Stone terraces are required to even allow grapevines to be planted and managed. Even though they seem solid, they can be damaged in heavy rains. You can see why the Chaves employ a full time stone mason! This effort to reclaim vineyards is a slow process and continues today.
Just around the corner from the Chave hillside vineyards, you can get a good view of the nature of the soil on these hills. With all that rock, it seems surprising that anything at all can grow here.

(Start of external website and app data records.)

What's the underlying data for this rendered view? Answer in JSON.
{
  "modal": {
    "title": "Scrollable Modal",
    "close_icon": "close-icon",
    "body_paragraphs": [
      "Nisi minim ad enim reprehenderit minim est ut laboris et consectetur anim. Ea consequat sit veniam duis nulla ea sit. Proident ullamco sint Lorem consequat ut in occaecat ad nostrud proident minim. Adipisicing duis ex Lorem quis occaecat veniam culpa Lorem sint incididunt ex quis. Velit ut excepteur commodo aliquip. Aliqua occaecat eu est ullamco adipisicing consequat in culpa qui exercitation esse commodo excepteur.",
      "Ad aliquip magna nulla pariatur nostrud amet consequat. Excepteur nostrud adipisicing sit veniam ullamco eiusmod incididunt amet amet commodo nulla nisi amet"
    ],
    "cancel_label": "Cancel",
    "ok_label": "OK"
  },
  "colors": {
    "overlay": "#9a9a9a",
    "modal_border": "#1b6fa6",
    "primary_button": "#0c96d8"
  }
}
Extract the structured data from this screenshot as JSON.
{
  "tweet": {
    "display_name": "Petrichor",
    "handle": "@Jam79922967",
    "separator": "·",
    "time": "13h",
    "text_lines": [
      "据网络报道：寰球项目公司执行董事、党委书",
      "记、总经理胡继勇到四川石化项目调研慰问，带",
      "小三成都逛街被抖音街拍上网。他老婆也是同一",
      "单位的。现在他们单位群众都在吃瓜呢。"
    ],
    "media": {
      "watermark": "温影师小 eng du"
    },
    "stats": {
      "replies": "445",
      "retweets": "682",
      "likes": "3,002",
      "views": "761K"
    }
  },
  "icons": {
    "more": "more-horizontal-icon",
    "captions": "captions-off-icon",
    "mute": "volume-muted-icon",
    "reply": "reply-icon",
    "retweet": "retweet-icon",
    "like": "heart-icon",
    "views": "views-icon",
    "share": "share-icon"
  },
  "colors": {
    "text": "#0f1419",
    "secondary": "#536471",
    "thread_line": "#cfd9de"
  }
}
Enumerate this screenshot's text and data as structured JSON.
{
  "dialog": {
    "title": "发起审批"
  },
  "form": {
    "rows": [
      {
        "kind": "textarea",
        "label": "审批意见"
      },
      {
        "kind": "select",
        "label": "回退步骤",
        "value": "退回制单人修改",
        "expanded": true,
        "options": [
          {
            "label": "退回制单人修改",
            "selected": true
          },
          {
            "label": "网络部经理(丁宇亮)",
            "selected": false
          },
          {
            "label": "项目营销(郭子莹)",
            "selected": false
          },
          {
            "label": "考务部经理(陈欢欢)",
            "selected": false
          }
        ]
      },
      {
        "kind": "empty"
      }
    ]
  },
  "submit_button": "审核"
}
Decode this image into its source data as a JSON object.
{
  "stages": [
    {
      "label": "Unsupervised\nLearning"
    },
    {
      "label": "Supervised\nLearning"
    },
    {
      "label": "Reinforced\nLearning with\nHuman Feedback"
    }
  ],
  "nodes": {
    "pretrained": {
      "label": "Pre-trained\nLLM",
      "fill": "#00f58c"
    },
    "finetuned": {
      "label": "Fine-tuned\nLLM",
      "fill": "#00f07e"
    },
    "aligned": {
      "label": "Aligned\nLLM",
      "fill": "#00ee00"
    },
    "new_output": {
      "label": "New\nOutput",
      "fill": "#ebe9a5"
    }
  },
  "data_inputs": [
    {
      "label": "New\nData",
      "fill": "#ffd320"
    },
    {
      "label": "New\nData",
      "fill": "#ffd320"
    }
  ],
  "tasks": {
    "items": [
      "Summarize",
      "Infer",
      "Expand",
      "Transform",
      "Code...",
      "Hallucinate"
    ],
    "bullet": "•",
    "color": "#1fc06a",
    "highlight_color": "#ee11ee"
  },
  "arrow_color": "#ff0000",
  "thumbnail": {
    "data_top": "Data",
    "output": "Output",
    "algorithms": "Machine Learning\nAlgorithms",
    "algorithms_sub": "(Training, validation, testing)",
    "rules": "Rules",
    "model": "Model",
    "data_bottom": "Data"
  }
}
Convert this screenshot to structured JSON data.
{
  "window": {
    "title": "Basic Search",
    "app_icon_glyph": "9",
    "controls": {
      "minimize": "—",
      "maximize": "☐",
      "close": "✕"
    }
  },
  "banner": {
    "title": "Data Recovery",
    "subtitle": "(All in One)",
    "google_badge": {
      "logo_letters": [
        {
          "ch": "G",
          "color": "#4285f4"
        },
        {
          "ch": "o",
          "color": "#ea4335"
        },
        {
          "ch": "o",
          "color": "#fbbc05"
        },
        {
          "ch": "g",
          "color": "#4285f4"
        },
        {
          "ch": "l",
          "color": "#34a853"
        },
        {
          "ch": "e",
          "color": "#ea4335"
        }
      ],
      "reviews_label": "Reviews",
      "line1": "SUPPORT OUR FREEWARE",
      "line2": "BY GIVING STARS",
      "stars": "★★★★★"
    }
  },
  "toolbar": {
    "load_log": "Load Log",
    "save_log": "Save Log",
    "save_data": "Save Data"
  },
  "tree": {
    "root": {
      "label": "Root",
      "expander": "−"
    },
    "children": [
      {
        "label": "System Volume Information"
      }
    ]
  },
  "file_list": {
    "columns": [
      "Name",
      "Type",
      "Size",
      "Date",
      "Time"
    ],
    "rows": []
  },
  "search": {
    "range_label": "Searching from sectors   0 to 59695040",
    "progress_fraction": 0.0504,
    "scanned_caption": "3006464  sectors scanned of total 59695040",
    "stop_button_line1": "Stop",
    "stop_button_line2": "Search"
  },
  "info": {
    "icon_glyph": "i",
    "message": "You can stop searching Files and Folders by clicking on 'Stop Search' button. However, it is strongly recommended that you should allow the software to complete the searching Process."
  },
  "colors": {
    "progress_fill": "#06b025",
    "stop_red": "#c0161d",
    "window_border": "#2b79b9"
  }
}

After a quick look at the hillside plots, Erin showed us a recent acquisition, an existing vineyard right at the bottom of the hillside. Importantly, the soils here are very similar to the adjacent hillside. When I asked about the unusual vine training here, Erin replied that a vine is looped over the the adjacent vine to allow additional leaves to soak up the sun. Some plots require all the help they can get to allow the Syrah grapes to ripen before the end of the season.
Our last stop was the winery and caves. First we saw the fermentation tanks, ready for their once a year use. The large open topped oak casks are used for fermentation and workers climb in over the top daily to foot trod the grapes. It looked like a tight squeeze between tank top and the ceiling.
At this point Jean-Louis joined us for a tour of the caves. The caves are quite a different view from the modern fermentation area of the winery. As we descended, the age of the caves quickly became clear. As you can seen, wines are aged in a combination of barrel and cask.
(side note: Whenever possible, I prefer to use natural light and avoid flash for my photos. With a modern digital SLR, I can assure you that the cellar was significantly darker than what you can see in the photos!)
In this particular corner of the caves, Erin told us that some of their most valuable wines were hidden from the Nazis in World War II. They piled up winery equipment in front of this tunnel and just allowed a few more cobwebs to form at the entrance. I can imagine it didn’t look much different than this behind that wall of equipment.
We hadn’t expected to taste, since Erin had guided us through the Chave lineup back in Minnesota, but Jean-Louis decided to open a couple of bottles. My notes are pretty cryptic, since it was dark and I was juggling camera and notepad and also trying to listen! First, we tasted the 2011 St. Joseph. It was young, fresh, earthy and very nice. Then, to our surprise, Jean-Louis opened a 1992 Hermitage Rouge, explaining this is the vintage they are recommending their restaurant customers serve now, at its peak. What a wonderful wine! It was still fresh, but it had clearly moved into a mature state, so lively and smooth at the same time. This was a moment we will remember for a very long time.
Our heartfelt thanks to Jean-Louis and Erin Chave for an amazing visit. You were wonderful hosts. We enjoyed seeing the places where the grapes grow, and we especially enjoyed meeting the people at the heart of Domaine Jean-Louis Chave.